The UN envoy hailed a "constructive" first full day of Yemen peace talks on Friday but called for a halt to air strikes by a Saudi-led coalition and missile fire by Iran-backed rebels.
Ismail Ould Cheikh Ahmed said that firming up a ceasefire that was supposed to have gone into effect on April 11 was essential to the success of the hard-won peace negotiations in Kuwait.
"There should be no air strikes and firing of missiles," the envoy told a press conference.
He said the rebels complained of continuing air strikes by the Saudi-led coalition while the government side complained of continued ceasefire violations by the rebels.
Ould Cheikh Ahmed said he had contacted Saudi Arabia about the coalition air strikes and they had said the raids were ordered only in response to ceasefire violations by the rebels.

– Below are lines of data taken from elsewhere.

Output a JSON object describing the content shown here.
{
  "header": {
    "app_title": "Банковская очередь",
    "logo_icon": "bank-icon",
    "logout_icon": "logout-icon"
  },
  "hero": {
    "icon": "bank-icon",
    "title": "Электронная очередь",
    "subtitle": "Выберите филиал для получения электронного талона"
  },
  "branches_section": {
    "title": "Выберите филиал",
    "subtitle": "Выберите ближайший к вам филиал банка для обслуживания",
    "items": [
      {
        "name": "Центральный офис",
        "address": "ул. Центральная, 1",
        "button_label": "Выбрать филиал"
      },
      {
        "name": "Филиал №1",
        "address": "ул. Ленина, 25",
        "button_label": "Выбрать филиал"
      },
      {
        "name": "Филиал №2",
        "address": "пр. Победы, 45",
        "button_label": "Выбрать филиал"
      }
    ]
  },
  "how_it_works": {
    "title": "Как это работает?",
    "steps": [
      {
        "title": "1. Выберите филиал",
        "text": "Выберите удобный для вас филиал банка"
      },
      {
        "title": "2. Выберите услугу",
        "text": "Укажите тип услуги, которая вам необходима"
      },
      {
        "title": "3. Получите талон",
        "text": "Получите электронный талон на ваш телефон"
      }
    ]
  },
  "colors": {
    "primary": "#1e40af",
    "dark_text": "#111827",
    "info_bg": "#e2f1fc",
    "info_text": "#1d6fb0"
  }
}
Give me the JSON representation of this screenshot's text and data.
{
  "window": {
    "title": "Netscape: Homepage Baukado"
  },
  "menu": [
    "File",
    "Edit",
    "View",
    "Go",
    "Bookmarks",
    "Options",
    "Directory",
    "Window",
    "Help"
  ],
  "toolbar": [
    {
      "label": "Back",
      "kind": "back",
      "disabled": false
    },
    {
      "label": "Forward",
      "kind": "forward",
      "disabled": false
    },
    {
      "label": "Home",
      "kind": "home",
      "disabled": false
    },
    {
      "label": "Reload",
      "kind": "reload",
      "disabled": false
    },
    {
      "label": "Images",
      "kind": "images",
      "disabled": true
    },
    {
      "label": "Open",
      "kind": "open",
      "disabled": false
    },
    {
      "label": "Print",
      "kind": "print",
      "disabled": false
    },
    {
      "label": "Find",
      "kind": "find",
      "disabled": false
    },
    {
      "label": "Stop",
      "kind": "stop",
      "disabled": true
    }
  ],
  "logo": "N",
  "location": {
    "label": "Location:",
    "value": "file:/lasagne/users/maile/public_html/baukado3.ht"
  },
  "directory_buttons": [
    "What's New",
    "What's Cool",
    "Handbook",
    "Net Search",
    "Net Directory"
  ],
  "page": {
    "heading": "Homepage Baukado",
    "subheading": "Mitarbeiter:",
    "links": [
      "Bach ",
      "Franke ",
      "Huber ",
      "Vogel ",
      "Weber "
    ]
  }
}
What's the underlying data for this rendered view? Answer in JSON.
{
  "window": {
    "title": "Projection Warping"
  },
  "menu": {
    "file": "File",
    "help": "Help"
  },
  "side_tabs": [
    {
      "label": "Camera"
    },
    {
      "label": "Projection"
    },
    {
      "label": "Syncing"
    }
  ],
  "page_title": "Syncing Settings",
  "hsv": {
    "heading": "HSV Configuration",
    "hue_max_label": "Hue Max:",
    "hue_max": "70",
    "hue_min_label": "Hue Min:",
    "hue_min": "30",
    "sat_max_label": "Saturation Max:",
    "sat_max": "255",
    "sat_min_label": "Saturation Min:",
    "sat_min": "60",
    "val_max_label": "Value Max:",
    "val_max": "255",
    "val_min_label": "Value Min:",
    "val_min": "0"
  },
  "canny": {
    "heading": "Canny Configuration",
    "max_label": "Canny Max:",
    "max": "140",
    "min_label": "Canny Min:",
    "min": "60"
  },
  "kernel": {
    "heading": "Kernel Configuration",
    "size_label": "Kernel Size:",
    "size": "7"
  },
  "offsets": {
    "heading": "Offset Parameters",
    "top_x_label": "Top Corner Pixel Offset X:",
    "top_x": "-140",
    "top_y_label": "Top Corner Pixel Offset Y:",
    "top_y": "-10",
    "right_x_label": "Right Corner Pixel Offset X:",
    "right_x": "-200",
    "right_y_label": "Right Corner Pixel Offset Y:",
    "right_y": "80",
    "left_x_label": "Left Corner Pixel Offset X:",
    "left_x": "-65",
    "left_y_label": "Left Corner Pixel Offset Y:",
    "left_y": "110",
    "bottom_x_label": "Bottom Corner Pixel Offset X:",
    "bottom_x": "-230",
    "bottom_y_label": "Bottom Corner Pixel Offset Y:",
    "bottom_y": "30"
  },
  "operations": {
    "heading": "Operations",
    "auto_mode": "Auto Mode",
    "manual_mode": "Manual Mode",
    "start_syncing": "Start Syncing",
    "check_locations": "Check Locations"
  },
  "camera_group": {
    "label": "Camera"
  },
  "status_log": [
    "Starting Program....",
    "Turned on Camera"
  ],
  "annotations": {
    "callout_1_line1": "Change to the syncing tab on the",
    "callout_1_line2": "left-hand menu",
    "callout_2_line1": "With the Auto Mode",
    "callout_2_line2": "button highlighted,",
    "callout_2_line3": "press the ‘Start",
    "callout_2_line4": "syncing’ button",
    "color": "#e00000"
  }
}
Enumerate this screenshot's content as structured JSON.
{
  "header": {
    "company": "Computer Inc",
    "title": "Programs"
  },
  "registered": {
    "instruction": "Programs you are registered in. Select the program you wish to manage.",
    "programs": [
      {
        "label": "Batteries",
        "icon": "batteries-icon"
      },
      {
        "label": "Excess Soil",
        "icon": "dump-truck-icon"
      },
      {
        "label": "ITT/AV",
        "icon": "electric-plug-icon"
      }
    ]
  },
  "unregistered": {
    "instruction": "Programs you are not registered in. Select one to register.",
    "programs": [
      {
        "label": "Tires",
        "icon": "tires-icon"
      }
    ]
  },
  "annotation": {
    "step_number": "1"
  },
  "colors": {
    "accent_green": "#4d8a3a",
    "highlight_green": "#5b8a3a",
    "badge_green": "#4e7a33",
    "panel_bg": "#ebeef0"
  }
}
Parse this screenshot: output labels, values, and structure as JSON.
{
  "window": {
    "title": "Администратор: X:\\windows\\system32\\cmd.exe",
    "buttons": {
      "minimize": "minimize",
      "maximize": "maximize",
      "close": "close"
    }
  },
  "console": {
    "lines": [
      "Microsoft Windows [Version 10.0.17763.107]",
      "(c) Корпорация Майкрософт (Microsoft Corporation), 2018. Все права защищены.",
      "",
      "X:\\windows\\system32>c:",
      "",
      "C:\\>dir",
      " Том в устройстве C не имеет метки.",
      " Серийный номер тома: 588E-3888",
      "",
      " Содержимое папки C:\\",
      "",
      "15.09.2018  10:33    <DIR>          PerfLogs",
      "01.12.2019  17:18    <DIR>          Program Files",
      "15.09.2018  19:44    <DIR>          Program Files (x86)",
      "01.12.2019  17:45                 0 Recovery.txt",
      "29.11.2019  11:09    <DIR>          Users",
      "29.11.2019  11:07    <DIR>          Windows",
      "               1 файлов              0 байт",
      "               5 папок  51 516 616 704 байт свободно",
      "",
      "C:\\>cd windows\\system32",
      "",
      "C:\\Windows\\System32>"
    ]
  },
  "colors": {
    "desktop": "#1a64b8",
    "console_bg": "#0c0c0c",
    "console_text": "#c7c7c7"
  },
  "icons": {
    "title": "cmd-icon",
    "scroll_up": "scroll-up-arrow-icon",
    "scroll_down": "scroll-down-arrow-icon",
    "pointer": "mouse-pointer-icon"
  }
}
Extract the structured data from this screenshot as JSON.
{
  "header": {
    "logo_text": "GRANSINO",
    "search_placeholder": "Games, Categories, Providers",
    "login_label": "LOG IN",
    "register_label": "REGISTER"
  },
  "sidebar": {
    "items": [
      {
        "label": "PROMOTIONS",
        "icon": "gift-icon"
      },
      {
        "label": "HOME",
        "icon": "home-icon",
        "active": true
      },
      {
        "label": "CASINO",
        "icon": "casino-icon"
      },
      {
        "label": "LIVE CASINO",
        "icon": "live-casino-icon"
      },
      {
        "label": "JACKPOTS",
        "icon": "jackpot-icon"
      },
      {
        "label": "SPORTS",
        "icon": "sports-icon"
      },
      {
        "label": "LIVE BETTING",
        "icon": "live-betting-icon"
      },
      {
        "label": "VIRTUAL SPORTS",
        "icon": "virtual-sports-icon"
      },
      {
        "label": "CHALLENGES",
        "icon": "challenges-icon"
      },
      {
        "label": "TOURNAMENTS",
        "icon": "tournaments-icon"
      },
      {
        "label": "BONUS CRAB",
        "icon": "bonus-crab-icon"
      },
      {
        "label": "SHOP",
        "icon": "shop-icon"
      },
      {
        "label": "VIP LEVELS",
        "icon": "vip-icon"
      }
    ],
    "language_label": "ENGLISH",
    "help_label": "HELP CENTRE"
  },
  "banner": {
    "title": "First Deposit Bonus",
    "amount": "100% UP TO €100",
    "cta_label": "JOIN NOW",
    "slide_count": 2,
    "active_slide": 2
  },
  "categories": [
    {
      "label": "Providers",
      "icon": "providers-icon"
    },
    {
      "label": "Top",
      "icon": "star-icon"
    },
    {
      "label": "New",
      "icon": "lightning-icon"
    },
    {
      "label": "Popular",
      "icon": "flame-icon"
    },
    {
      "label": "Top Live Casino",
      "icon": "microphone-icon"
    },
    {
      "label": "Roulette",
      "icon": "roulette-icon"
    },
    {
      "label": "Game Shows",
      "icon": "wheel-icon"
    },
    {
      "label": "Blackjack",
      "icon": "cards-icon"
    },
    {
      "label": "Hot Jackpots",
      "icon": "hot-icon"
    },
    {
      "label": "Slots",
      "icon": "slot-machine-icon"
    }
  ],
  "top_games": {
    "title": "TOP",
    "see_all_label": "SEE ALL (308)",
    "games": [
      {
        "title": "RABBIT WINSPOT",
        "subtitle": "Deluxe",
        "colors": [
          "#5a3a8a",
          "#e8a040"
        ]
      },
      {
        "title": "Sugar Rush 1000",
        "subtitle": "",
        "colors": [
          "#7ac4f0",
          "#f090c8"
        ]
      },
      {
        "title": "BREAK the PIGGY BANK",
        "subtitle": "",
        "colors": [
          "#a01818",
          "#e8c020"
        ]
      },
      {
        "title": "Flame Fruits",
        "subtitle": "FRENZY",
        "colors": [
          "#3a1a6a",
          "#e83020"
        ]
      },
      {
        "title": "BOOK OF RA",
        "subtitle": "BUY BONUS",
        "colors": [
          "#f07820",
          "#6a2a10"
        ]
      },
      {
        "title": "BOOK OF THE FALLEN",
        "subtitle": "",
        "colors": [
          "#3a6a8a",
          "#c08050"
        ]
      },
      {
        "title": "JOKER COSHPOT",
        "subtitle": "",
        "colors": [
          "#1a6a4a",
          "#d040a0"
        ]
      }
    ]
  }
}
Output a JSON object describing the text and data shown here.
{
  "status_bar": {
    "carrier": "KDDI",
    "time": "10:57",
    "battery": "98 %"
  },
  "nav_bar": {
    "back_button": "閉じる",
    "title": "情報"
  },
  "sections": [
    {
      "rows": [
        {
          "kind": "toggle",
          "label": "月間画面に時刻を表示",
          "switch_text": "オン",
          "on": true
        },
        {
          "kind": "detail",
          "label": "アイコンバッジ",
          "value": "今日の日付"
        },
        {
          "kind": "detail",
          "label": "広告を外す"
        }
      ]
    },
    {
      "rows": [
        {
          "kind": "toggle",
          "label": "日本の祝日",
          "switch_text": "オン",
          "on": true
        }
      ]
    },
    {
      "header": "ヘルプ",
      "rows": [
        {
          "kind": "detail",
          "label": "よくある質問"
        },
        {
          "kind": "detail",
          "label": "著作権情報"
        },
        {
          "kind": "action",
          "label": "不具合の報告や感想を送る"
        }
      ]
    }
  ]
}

"The ceasefire is respected between 70 percent to 80 percent all over Yemen," he said.
"The talks today were very constructive.
"There was a consensus on strengthening the ceasefire and the two sides were committed to the need to achieve peace and that this is the last opportunity."
The negotiations in Kuwait opened on Thursday evening with a session lasting less than two hours following the delayed arrival of representatives of the Shiite Huthi rebels and allied forces loyal to ousted president Ali Abdullah Saleh.
The United Nations hopes negotiations -- which were originally due to begin on Monday -- will put a stop to fighting across Yemen that has killed more than 6,800 people and driven 2.8 million from their homes since March last year.